_DATA EXTRACT_
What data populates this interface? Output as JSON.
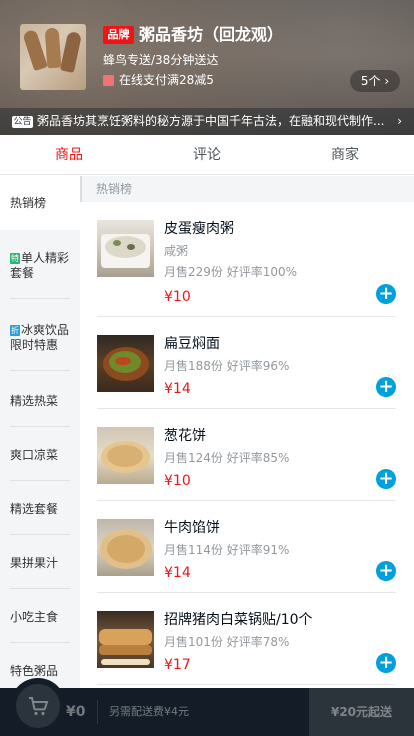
{
  "seller": {
    "brand_badge": "品牌",
    "name": "粥品香坊（回龙观）",
    "delivery": "蜂鸟专送/38分钟送达",
    "promo": "在线支付满28减5",
    "promo_count": "5个 ›",
    "notice_badge": "公告",
    "notice": "粥品香坊其烹饪粥料的秘方源于中国千年古法，在融和现代制作...",
    "notice_arrow": "›"
  },
  "tabs": [
    {
      "label": "商品"
    },
    {
      "label": "评论"
    },
    {
      "label": "商家"
    }
  ],
  "menu": [
    {
      "label": "热销榜"
    },
    {
      "label": "单人精彩套餐",
      "icon": "特"
    },
    {
      "label": "冰爽饮品限时特惠",
      "icon": "折"
    },
    {
      "label": "精选热菜"
    },
    {
      "label": "爽口凉菜"
    },
    {
      "label": "精选套餐"
    },
    {
      "label": "果拼果汁"
    },
    {
      "label": "小吃主食"
    },
    {
      "label": "特色粥品"
    }
  ],
  "section_title": "热销榜",
  "foods": [
    {
      "name": "皮蛋瘦肉粥",
      "desc": "咸粥",
      "sales": "月售229份 好评率100%",
      "price": "¥10"
    },
    {
      "name": "扁豆焖面",
      "desc": "",
      "sales": "月售188份 好评率96%",
      "price": "¥14"
    },
    {
      "name": "葱花饼",
      "desc": "",
      "sales": "月售124份 好评率85%",
      "price": "¥10"
    },
    {
      "name": "牛肉馅饼",
      "desc": "",
      "sales": "月售114份 好评率91%",
      "price": "¥14"
    },
    {
      "name": "招牌猪肉白菜锅贴/10个",
      "desc": "",
      "sales": "月售101份 好评率78%",
      "price": "¥17"
    }
  ],
  "cart": {
    "price": "¥0",
    "desc": "另需配送费¥4元",
    "pay": "¥20元起送"
  },
  "colors": {
    "accent_red": "#f01414",
    "add_blue": "#00a0dc",
    "cart_bg": "#141d27"
  }
}
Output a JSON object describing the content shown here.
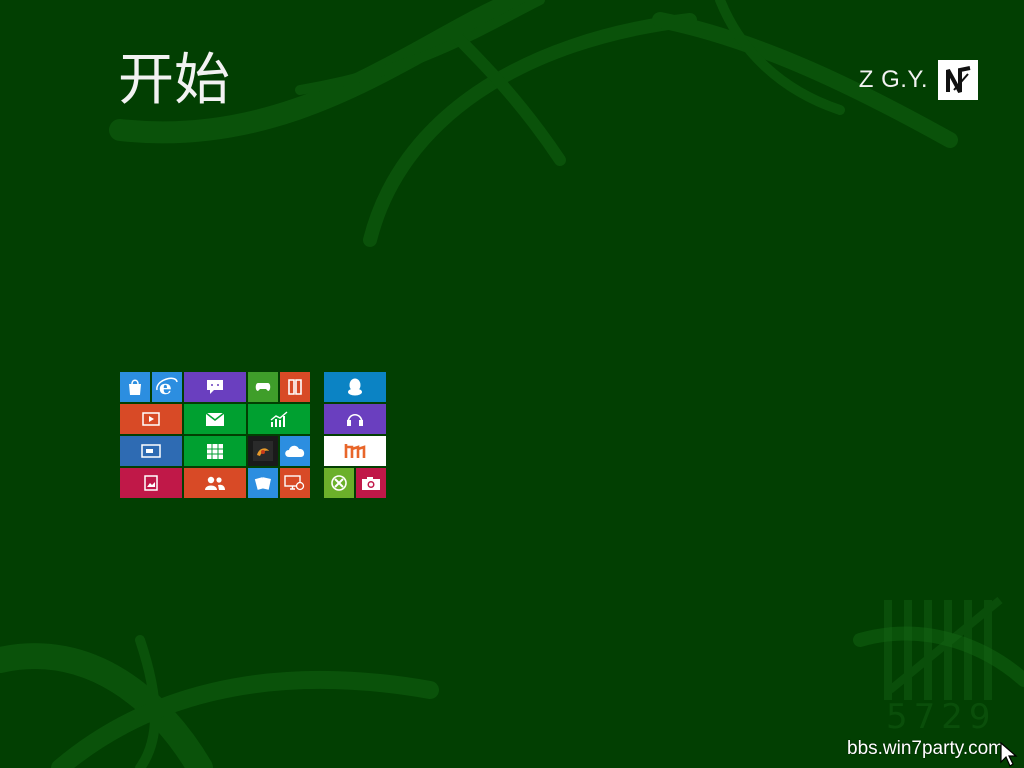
{
  "screen": {
    "title": "开始",
    "user_name": "Z G.Y.",
    "avatar_icon": "zigzag-logo-avatar",
    "footer_text": "bbs.win7party.com",
    "background_color": "#023f02"
  },
  "tiles": [
    {
      "name": "store-tile",
      "icon": "shopping-bag-icon",
      "color": "#2c8ee0"
    },
    {
      "name": "internet-explorer-tile",
      "icon": "internet-explorer-icon",
      "color": "#2c8ee0"
    },
    {
      "name": "messaging-tile",
      "icon": "chat-bubble-icon",
      "color": "#6a3fbf"
    },
    {
      "name": "games-tile",
      "icon": "gamepad-icon",
      "color": "#3f9e2a"
    },
    {
      "name": "reader-tile",
      "icon": "document-reader-icon",
      "color": "#d84a26"
    },
    {
      "name": "video-tile",
      "icon": "video-play-icon",
      "color": "#d84a26"
    },
    {
      "name": "mail-tile",
      "icon": "mail-envelope-icon",
      "color": "#00a030"
    },
    {
      "name": "finance-tile",
      "icon": "finance-chart-icon",
      "color": "#00a030"
    },
    {
      "name": "remote-desktop-tile",
      "icon": "remote-desktop-icon",
      "color": "#2e6bb3"
    },
    {
      "name": "calendar-tile",
      "icon": "calendar-grid-icon",
      "color": "#00a030"
    },
    {
      "name": "app-tile",
      "icon": "app-logo-icon",
      "color": "#1a1a1a"
    },
    {
      "name": "skydrive-tile",
      "icon": "cloud-icon",
      "color": "#2c8ee0"
    },
    {
      "name": "photos-tile",
      "icon": "photo-frame-icon",
      "color": "#c01848"
    },
    {
      "name": "people-tile",
      "icon": "people-icon",
      "color": "#d84a26"
    },
    {
      "name": "solitaire-tile",
      "icon": "playing-cards-icon",
      "color": "#2c8ee0"
    },
    {
      "name": "desktop-tile",
      "icon": "desktop-settings-icon",
      "color": "#d84a26"
    },
    {
      "name": "qq-tile",
      "icon": "penguin-icon",
      "color": "#0b83c4"
    },
    {
      "name": "music-tile",
      "icon": "headphones-icon",
      "color": "#6a3fbf"
    },
    {
      "name": "maxthon-tile",
      "icon": "maxthon-m-icon",
      "color": "#ffffff"
    },
    {
      "name": "xbox-tile",
      "icon": "xbox-icon",
      "color": "#6bb02a"
    },
    {
      "name": "camera-tile",
      "icon": "camera-icon",
      "color": "#c01848"
    }
  ]
}
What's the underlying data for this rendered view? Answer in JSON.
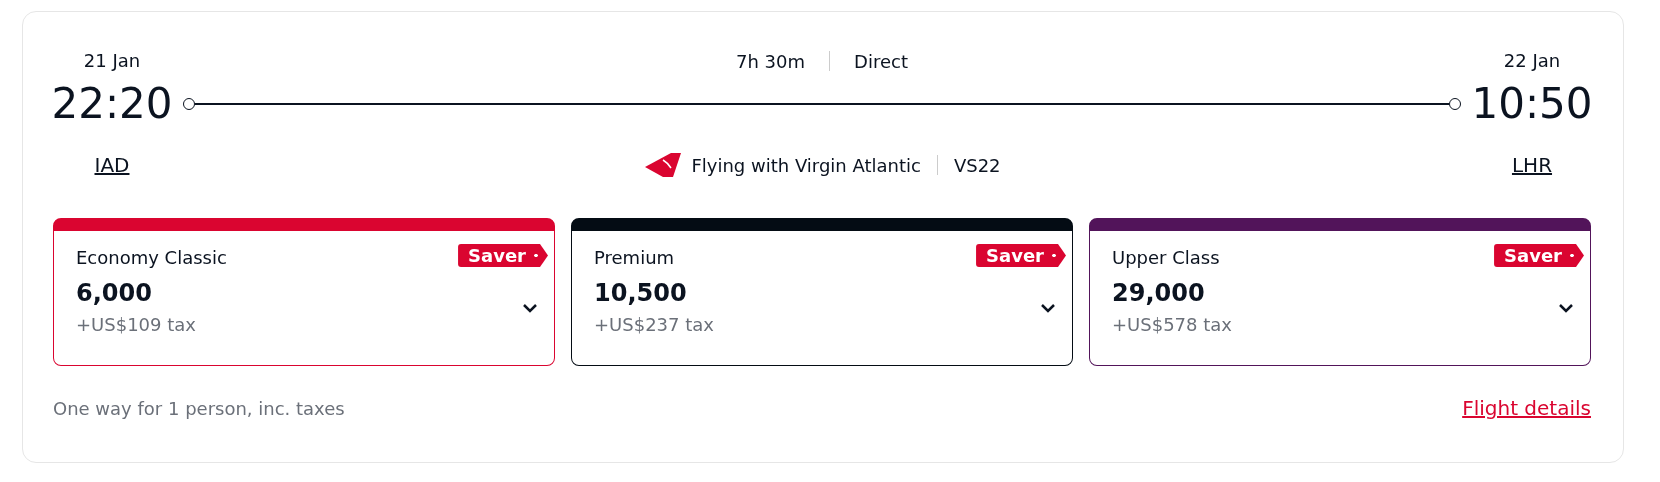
{
  "departure": {
    "date": "21 Jan",
    "time": "22:20",
    "airport": "IAD"
  },
  "arrival": {
    "date": "22 Jan",
    "time": "10:50",
    "airport": "LHR"
  },
  "journey": {
    "duration": "7h 30m",
    "stops": "Direct",
    "operator": "Flying with Virgin Atlantic",
    "flight_number": "VS22"
  },
  "fares": [
    {
      "cabin": "Economy Classic",
      "badge": "Saver",
      "points": "6,000",
      "tax": "+US$109 tax",
      "color": "#da0530"
    },
    {
      "cabin": "Premium",
      "badge": "Saver",
      "points": "10,500",
      "tax": "+US$237 tax",
      "color": "#040c14"
    },
    {
      "cabin": "Upper Class",
      "badge": "Saver",
      "points": "29,000",
      "tax": "+US$578 tax",
      "color": "#52145a"
    }
  ],
  "footer": {
    "note": "One way for 1 person, inc. taxes",
    "link": "Flight details"
  }
}
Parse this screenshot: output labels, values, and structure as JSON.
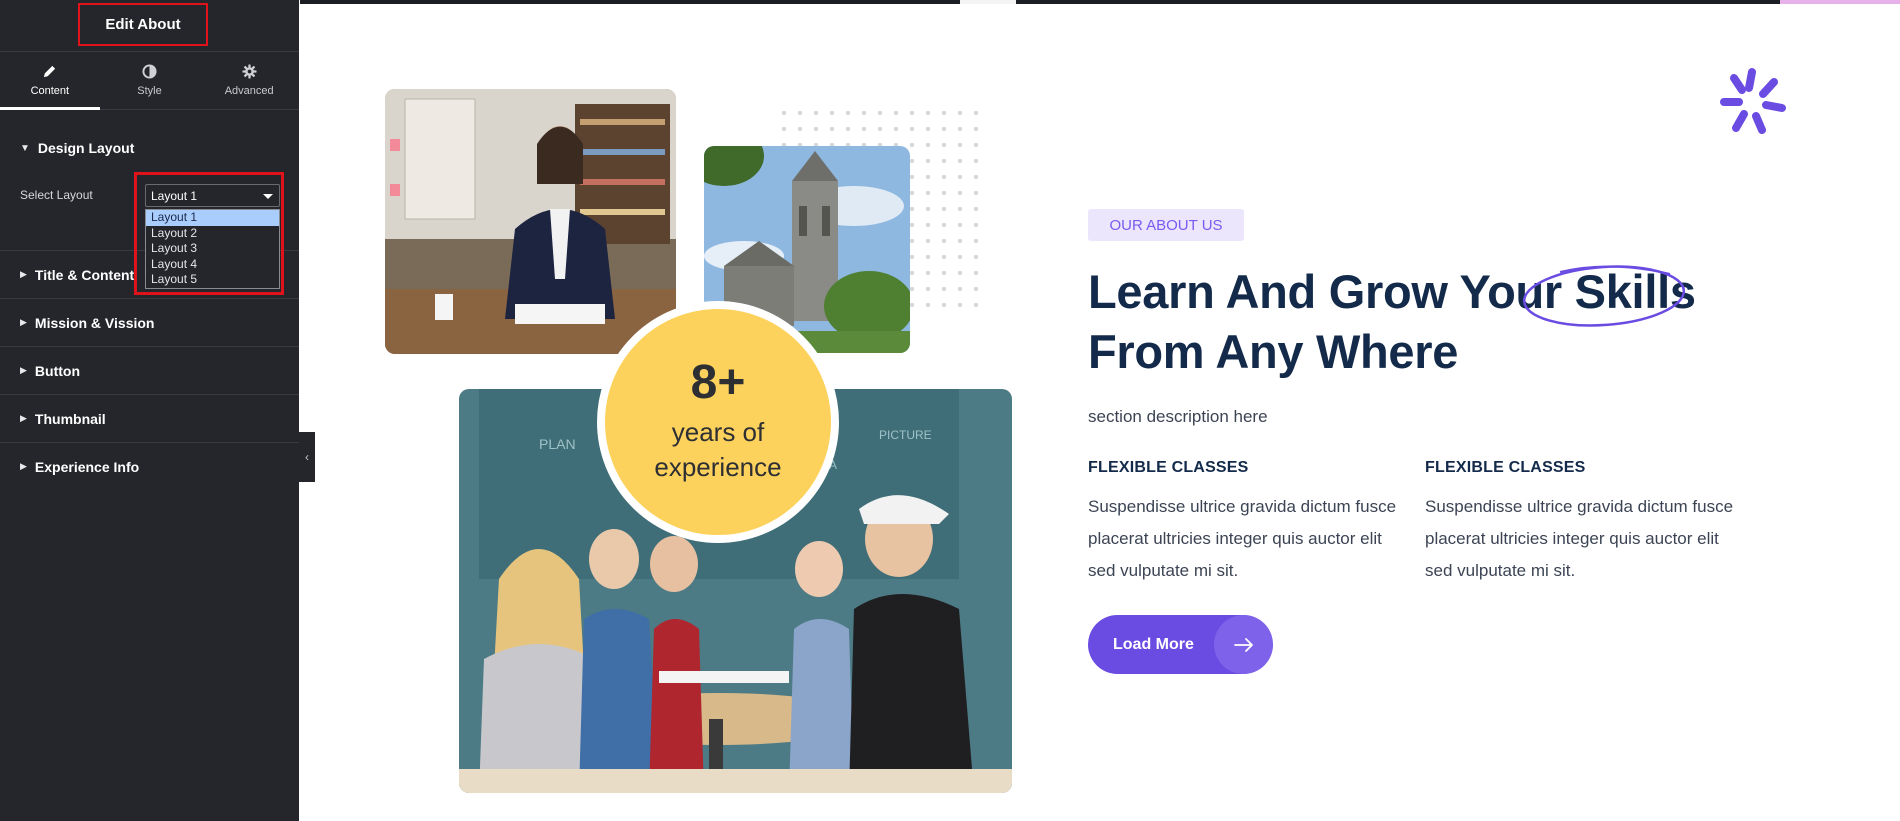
{
  "sidebar": {
    "title": "Edit About",
    "tabs": [
      {
        "label": "Content",
        "icon": "pencil-icon"
      },
      {
        "label": "Style",
        "icon": "half-circle-icon"
      },
      {
        "label": "Advanced",
        "icon": "gear-icon"
      }
    ],
    "design_layout": {
      "label": "Design Layout",
      "select_label": "Select Layout",
      "selected": "Layout 1",
      "options": [
        "Layout 1",
        "Layout 2",
        "Layout 3",
        "Layout 4",
        "Layout 5"
      ]
    },
    "sections": [
      "Title & Content",
      "Mission & Vission",
      "Button",
      "Thumbnail",
      "Experience Info"
    ]
  },
  "about": {
    "tag": "OUR ABOUT US",
    "heading_line1": "Learn And Grow Your Skills",
    "heading_line2": "From Any Where",
    "description": "section description here",
    "features": [
      {
        "title": "FLEXIBLE CLASSES",
        "text": "Suspendisse ultrice gravida dictum fusce placerat ultricies integer quis auctor elit sed vulputate mi sit."
      },
      {
        "title": "FLEXIBLE CLASSES",
        "text": "Suspendisse ultrice gravida dictum fusce placerat ultricies integer quis auctor elit sed vulputate mi sit."
      }
    ],
    "button_label": "Load More",
    "experience_number": "8+",
    "experience_line1": "years of",
    "experience_line2": "experience"
  },
  "colors": {
    "accent": "#6a4ce3",
    "badge": "#fdd25c",
    "heading": "#132a4a",
    "sidebar_bg": "#25262b",
    "highlight": "#e0121a"
  }
}
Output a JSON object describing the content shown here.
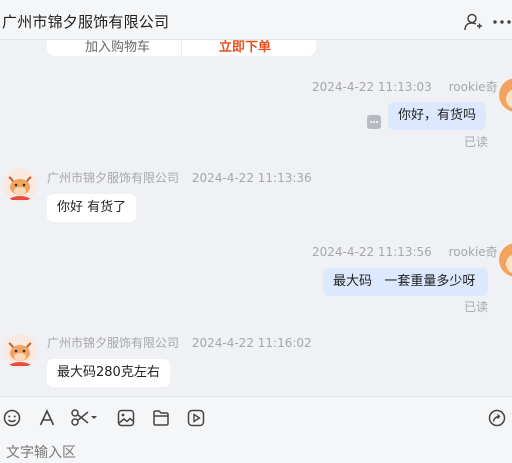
{
  "header": {
    "title": "广州市锦夕服饰有限公司"
  },
  "top_card": {
    "left_label": "加入购物车",
    "right_label": "立即下单"
  },
  "messages": [
    {
      "direction": "out",
      "sender": "rookie奇",
      "time": "2024-4-22 11:13:03",
      "text": "你好，有货吗",
      "status": "已读"
    },
    {
      "direction": "in",
      "sender": "广州市锦夕服饰有限公司",
      "time": "2024-4-22 11:13:36",
      "text": "你好 有货了"
    },
    {
      "direction": "out",
      "sender": "rookie奇",
      "time": "2024-4-22 11:13:56",
      "text": "最大码   一套重量多少呀",
      "status": "已读"
    },
    {
      "direction": "in",
      "sender": "广州市锦夕服饰有限公司",
      "time": "2024-4-22 11:16:02",
      "text": "最大码280克左右"
    }
  ],
  "toolbar": {
    "icons": [
      "emoji-icon",
      "font-icon",
      "scissors-icon",
      "image-icon",
      "file-icon",
      "video-icon",
      "share-icon"
    ]
  },
  "input": {
    "placeholder": "文字输入区"
  },
  "colors": {
    "background": "#f0f1f5",
    "out_bubble": "#dbe8fd",
    "in_bubble": "#ffffff",
    "accent": "#e8501f"
  }
}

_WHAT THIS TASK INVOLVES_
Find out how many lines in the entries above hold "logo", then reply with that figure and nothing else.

_ANSWER SPACE_
2